The identity of each chemical, and all relevant information concerning the potential hazards of each material, must be clearly posted, and employees who work with workplace chemicals must be trained to interpret chemical labels, according to OSHA’s revised hazcom standard that aligns with the Globally Harmonized System, (GHS) This article will provide five tips to help your company stay compliant and safe.
Safety data sheets (SDS) organization
Safety data sheets (SDS) are required for each hazardous chemical in a workplace. SDSs provide crucial information about each chemical, including the identity and properties, potential health hazards, necessary protective measures, as well as instructions regarding storing, handling, or transportation. OSHA Standard 1910.1200 App D sets the minimum information requirements for SDS, which now must be presented in an easy-to-review 16-bar format. Here is a brief list of helpful organizational tools if you go with paper SDS as opposed to a computerized SDS database:
SDS Binders: Binders can store several safety data sheets in the same place, and are easy to sub-organize with tabs. Workers are required to have immediate access to chemical information, so organization is especially important. Binders, generally made with a strong plastic cover, also protect them from the wear and tear of a busy workplace.

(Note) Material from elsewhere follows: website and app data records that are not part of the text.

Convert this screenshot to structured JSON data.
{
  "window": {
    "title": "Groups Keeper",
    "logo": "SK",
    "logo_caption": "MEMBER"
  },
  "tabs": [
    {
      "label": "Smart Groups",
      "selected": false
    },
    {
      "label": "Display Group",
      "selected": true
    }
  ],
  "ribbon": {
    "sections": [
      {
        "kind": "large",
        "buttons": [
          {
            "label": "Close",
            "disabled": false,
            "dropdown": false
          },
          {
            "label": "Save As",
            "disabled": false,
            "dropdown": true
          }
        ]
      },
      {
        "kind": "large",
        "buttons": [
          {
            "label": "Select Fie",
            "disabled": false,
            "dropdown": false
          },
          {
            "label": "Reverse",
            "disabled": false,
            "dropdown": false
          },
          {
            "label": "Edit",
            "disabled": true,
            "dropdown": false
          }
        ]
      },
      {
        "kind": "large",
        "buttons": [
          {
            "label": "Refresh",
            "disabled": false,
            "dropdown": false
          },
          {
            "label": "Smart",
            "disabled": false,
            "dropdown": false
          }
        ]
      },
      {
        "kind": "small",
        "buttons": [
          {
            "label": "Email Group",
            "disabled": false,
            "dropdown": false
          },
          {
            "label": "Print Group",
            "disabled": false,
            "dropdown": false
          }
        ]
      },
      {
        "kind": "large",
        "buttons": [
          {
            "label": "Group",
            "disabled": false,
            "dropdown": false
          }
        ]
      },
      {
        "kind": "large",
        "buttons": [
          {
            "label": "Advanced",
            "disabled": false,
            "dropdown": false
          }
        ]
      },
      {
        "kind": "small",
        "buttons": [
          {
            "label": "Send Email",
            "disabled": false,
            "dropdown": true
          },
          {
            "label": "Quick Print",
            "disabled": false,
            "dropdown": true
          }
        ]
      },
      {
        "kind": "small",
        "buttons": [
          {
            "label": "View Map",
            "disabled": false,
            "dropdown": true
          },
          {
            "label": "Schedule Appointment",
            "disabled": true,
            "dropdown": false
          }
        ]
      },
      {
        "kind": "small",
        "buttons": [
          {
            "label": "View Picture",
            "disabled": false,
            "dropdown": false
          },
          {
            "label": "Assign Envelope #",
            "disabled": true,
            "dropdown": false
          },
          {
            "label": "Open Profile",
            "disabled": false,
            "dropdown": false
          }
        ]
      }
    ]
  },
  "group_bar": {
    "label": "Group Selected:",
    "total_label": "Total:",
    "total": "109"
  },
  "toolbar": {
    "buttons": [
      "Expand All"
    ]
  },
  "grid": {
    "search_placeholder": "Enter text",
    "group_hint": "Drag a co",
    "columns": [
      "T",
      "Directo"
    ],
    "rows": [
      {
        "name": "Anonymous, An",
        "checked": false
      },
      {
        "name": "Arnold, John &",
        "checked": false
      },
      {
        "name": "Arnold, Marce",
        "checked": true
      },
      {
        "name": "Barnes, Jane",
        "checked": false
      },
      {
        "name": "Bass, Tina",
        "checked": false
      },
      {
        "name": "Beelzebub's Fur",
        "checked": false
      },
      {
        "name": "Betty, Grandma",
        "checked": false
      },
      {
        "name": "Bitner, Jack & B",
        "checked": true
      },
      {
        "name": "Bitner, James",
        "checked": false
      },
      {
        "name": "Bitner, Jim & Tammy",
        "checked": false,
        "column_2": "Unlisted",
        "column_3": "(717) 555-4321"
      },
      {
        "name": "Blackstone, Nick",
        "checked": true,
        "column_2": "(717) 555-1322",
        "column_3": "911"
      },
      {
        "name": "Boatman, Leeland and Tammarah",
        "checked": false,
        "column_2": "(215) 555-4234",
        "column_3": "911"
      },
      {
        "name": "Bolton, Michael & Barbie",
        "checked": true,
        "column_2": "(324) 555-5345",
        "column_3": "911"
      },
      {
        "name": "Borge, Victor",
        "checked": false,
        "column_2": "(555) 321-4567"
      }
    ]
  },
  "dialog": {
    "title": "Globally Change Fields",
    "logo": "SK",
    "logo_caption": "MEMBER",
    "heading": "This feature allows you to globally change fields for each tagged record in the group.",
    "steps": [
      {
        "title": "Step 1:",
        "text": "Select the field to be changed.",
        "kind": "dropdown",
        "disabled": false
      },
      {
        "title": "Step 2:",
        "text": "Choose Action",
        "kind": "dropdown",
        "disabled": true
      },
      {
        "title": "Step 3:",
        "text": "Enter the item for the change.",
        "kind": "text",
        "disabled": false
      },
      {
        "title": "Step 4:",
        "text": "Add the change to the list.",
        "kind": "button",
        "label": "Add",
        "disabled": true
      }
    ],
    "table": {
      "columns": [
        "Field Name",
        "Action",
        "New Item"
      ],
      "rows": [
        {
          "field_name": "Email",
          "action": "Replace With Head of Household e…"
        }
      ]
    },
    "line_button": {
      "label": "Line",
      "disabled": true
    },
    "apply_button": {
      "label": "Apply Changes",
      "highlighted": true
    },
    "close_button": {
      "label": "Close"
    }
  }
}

SDS Stations: SDS stations provide a centralized location for safety data sheets. Stations are usually mounted to a wall and store two or more SDS binders, and may also contain training booklets or other relevant materials. Stations generally have easy-to-see text and color schemes, making it easy to find from any location. If workplace is especially large, projecting signs that identify SDS centers are often used in tandem with stations. If your workplace uses several hazardous chemicals, SDS stations are a good choice.
Wire Wall Racks: Wire wall racks are essentially sturdy baskets which house SDS binders. Like SDS stations, they are generally mounted to a wall, providing a centralized location for chemical information. While they don’t provide the same visibility, wire wall racks can be an effective, lower-cost alternative to stations.
Graphics and visuals
Signs and posters are an easy, cost-effective way to convey chemical safety information. Many workers respond especially well to graphics and visuals. Posters can convey critical safety information in an easy-to-understand, intuitive manner, and can provide a powerful supplement to safety data sheets. Location-specific posters can also keep safety priorities top of mind, directly at the sites where they are most needed.
The primary goal of training is to teach workers how to safely handle all potentially hazardous chemicals present in a given workplace. Workers must understand the format of safety data sheets and be able to easily find relevant information. Training should be done at least annually, in order to ensure continual effectiveness. Training also needs to reoccur whenever a new hazard is introduced into a workplace.
It should be noted that a new chemical is not necessarily a new hazard; for instance, if a corrosive chemical is introduced into a workplace that already contains corrosives, no extra training is required for that chemical. If a new chemical belongs to a new hazard category, then workers need to be trained in regards to the hazards of that chemical.
The manner in which hazcom and safety data sheets are explained is up to the employer to a degree; OSHA only requires that training is comprehensible and effective. Training may occur in the form of lectures, audio-visuals, online, videos, or classroom instruction. The best way to train can vary from one workplace to another and is dependent in part upon specific workforce needs.
It is a good idea to mix audio, visual, and interactive approaches, so that workers of all learning types can become proficient. A section of training should also be devoted to answering workers’ questions, in order to make sure that workers are confident in their knowledge. Ongoing communication between workers and management should also be encouraged, so that any questions that arise after training has occurred can be addressed immediately.
Scanning & tracking
All hazardous chemicals are required to be inventoried; the challenge consists of keeping track of chemical information efficiently. A system needs to be developed in which all chemicals can be tracked. All containers should have barcodes, so that all relevant data about a given chemical can be retrieved by scanning the barcode. In the event that a label becomes damaged or otherwise illegible, this provides a solution. All data should also be electronically backed up, and easily retrieved if necessary.
Labeling should remain the same on primary and secondary containers. Primary containers are the drums, barrels, bottles, or other containers that are received directly from the manufacturer. In contrast, secondary containers hold chemicals that are transferred from primary containers, and are generally smaller. Using the same label formats, including the same pictograms, is the most efficient way of labeling chemical containers. Using the same label allows workers to avoid having to learn more than one label format per chemical, and makes it easier to identify the transfer of hazardous chemicals.
Organization and training are common themes throughout these tips. A commitment to organizational products, thorough training, and efficient inventory techniques will help your company excel at chemical safety.